◆ Exercise description:
Find the number of lines below in which the word "heading" occurs. Write only that number.

◆ Information:
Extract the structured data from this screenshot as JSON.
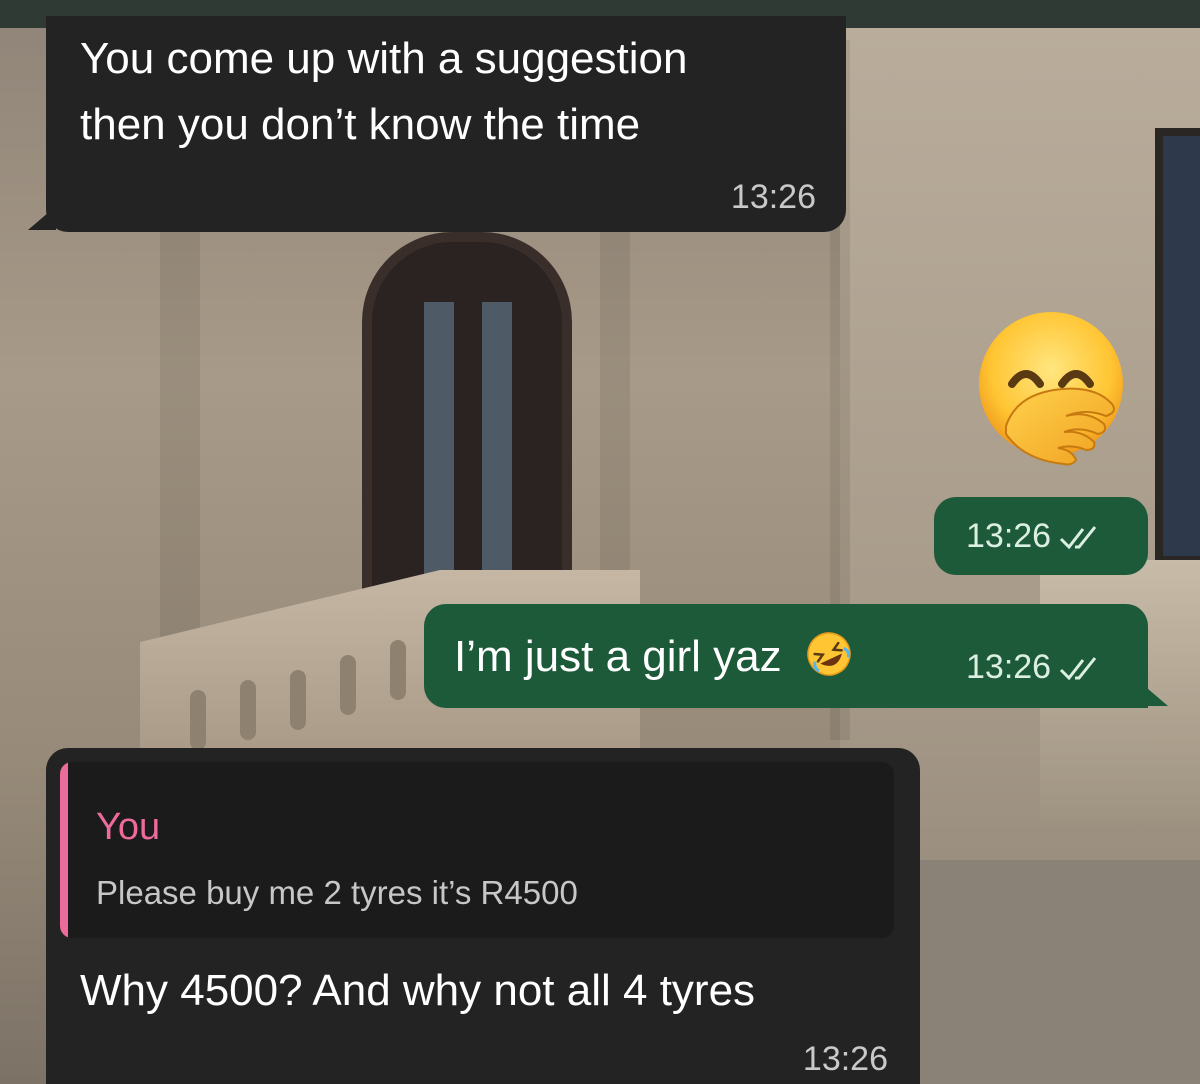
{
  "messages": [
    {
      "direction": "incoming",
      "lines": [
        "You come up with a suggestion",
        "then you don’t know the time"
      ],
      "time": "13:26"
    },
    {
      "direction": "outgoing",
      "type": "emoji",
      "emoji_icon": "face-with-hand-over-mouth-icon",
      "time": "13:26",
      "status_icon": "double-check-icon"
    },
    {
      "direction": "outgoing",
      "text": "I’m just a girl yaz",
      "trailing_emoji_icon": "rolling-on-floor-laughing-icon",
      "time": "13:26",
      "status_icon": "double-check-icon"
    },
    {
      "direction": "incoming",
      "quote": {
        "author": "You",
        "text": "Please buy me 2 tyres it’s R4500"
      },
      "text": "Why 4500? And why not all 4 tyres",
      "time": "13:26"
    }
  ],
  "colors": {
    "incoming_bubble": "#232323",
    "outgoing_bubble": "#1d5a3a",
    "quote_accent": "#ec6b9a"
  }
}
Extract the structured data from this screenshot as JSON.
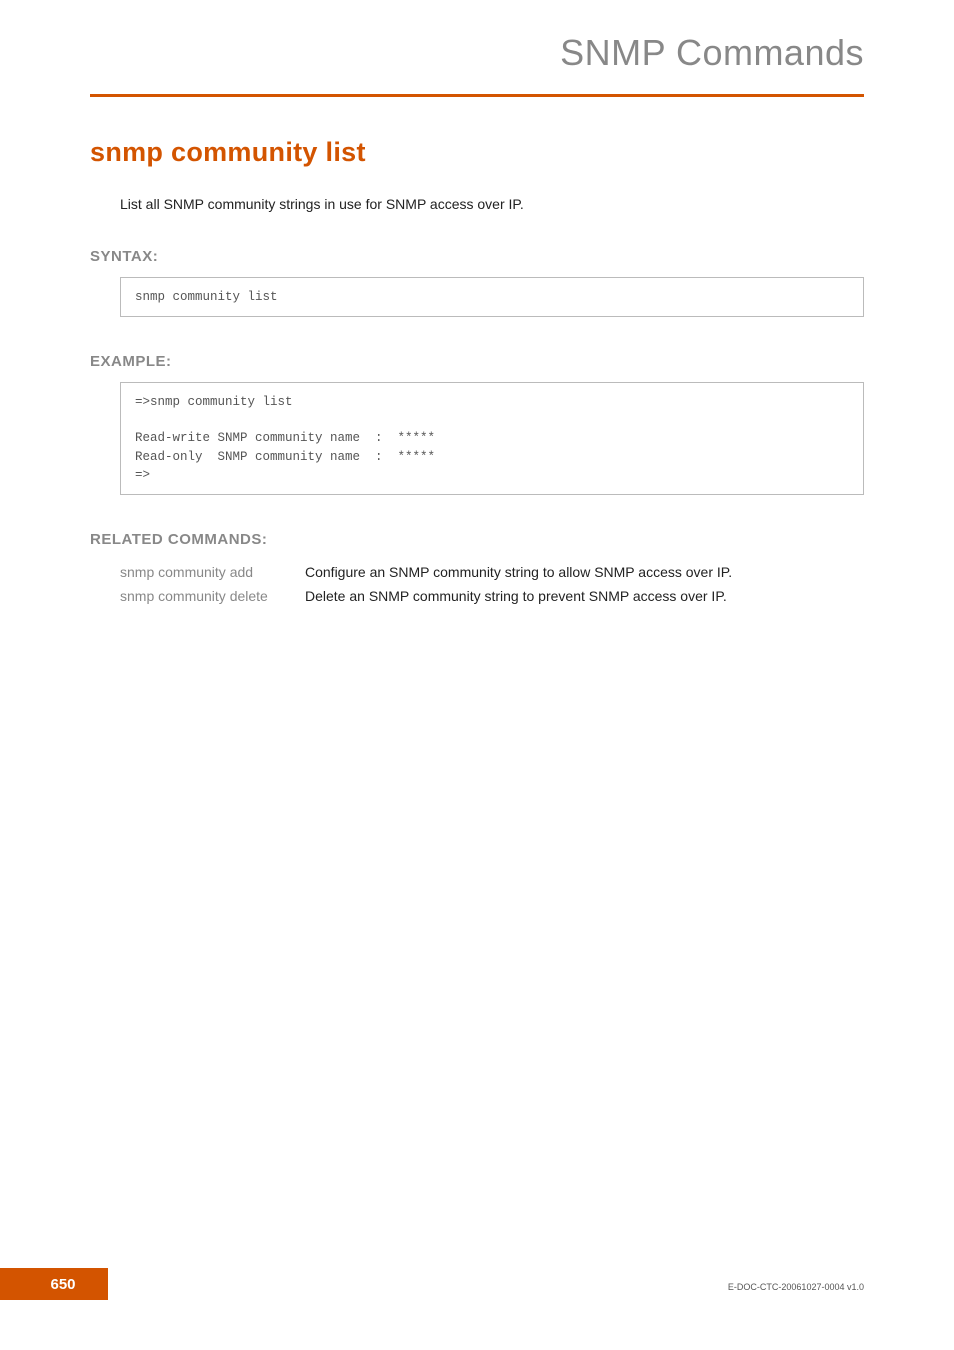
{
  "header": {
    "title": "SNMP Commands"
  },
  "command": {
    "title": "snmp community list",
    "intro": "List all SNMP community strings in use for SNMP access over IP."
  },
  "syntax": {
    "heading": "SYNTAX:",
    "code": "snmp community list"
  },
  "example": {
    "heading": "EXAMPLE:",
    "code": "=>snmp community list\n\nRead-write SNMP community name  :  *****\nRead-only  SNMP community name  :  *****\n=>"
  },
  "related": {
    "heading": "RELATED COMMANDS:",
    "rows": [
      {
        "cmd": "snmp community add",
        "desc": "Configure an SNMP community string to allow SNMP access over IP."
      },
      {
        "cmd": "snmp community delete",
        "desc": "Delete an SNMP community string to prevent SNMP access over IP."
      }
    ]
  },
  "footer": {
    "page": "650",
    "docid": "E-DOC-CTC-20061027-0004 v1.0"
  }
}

◆ Task solution:
3